Twelfth Night is one of Shakespeare's most romantic comedies, featuring twins, pirates, lovers, scoundrels, clowns, disguises, and mistaken identities. It comes with music, duels, romance and ribaldry. Come join the fun under the stars!

The Cast:
Viola, a shipwrecked Gentlewoman disguised as
      Cesario, a young Gentleman:  Maggie Austin
Orsino, the lovesick Duke of Illyria: Nathan Weiss
Olivia, a grieving Noblewoman:  Summer Widhalm
Feste, a Jester:  Andy Dillehay
Malvolio, manager of Olivia’s estate:  Richard Nielsen
Sir Toby Belch, Olivia’s uncle:  Tom Crew
Sir Andrew Aguecheek, a suitor to Olivia:  Clay Stevens
Maria, lady-in-waiting to Olivia: Marie Barrett

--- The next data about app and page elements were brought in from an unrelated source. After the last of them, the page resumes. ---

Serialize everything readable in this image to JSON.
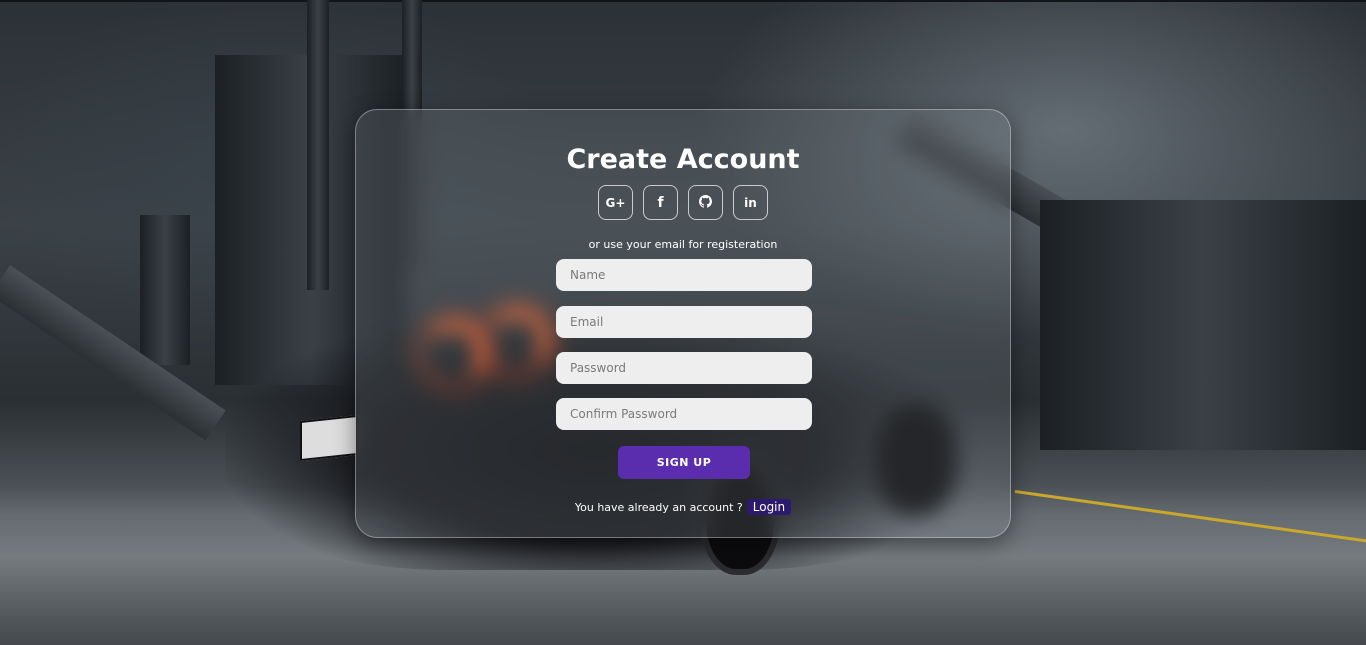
{
  "card": {
    "title": "Create Account",
    "social_buttons": [
      {
        "label": "G+",
        "icon": "google-plus-icon"
      },
      {
        "label": "f",
        "icon": "facebook-icon"
      },
      {
        "label": "",
        "icon": "github-icon"
      },
      {
        "label": "in",
        "icon": "linkedin-icon"
      }
    ],
    "subtitle": "or use your email for registeration",
    "fields": {
      "name_placeholder": "Name",
      "email_placeholder": "Email",
      "password_placeholder": "Password",
      "confirm_password_placeholder": "Confirm Password"
    },
    "signup_label": "SIGN UP",
    "footer_text": "You have already an account ?",
    "login_label": "Login"
  },
  "colors": {
    "accent": "#5a2cae",
    "login_bg": "#2d1a6e",
    "input_bg": "#eeeeee"
  }
}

Sebastian, brother of Viola, also shipwrecked:  Cory Misek
Antonio, a mariner and alleged Pirate:  John Marinovich 
Fabian, servant to Olivia: Mike Lee
Valentine, a lord in Orsino’s court: Shade Ingraham
Curio, a lord in Orsino’s court: Michael De La Rosa
Captain, a native of Illyria: Richard Imig

The (Other) Creative Team:
Director: Bob Hall
Stage Manager: Michelle Zinke
Tour Coordinator: Andy Dillehay
Costumes: Janice Stauffer
Lighting: Rich Schroeder
Dramaturg: Stephen Buhler